The role of Wnt in cell signaling and cell adhesion during early vertebrate development

Front Biosci (Landmark Ed). 2011 Jun 1;16:2352-66. doi: 10.2741/3858.


During embryonic development, a group of dividing blastomeres is ultimately shaped into a structured, functional organism. To achieve this goal, individual cells and groups of cells need to move to new positions, organize themselves, and differentiate into specialized cell types. In these processes, intercellular contacts and contacts between cells and their environment play critical roles. The cells interact physically via cell adhesion molecule and communicate through signaling pathways. One of the pathways active during embryonic development is the Wnt pathway. Interestingly, Wnt and cell adhesion are often active in the same processes and crosstalk between them exists by reciprocal regulation and sharing of components. In this review, we will focus on how Wnt signaling cooperates with cell adhesion to ensure smooth processing of gastrulation, somitogenesis and neurulation.

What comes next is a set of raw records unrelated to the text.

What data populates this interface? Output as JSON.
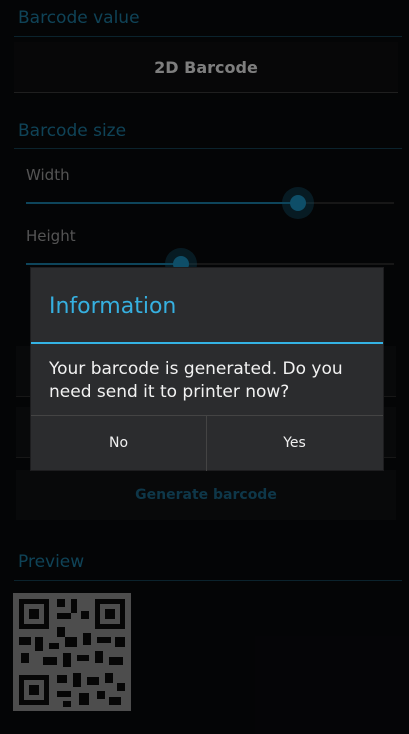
{
  "sections": {
    "barcode_value": "Barcode value",
    "barcode_size": "Barcode size",
    "preview": "Preview"
  },
  "barcode_value": {
    "text": "2D Barcode"
  },
  "sliders": {
    "width": {
      "label": "Width",
      "level": 0.74
    },
    "height": {
      "label": "Height",
      "level": 0.42
    }
  },
  "generate_button": "Generate barcode",
  "dialog": {
    "title": "Information",
    "message": "Your barcode is generated. Do you need send it to printer now?",
    "no_label": "No",
    "yes_label": "Yes"
  },
  "colors": {
    "accent": "#34b3e4",
    "background": "#090a0c",
    "dialog": "#2b2c2e"
  },
  "icons": {
    "preview_image": "qr-code-icon"
  }
}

Publication types

  • Research Support, Non-U.S. Gov't
  • Review

MeSH terms

  • Animals
  • Cell Adhesion / physiology
  • Cell Adhesion Molecules / physiology
  • Cell Movement / physiology
  • Embryonic Development / physiology*
  • Epithelial-Mesenchymal Transition / physiology
  • Gastrulation / physiology
  • Models, Biological
  • Neural Crest / physiology
  • Neural Tube / embryology
  • Neurogenesis / physiology
  • Signal Transduction / physiology
  • Somites / embryology
  • Wnt Proteins / physiology*


  • Cell Adhesion Molecules
  • Wnt Proteins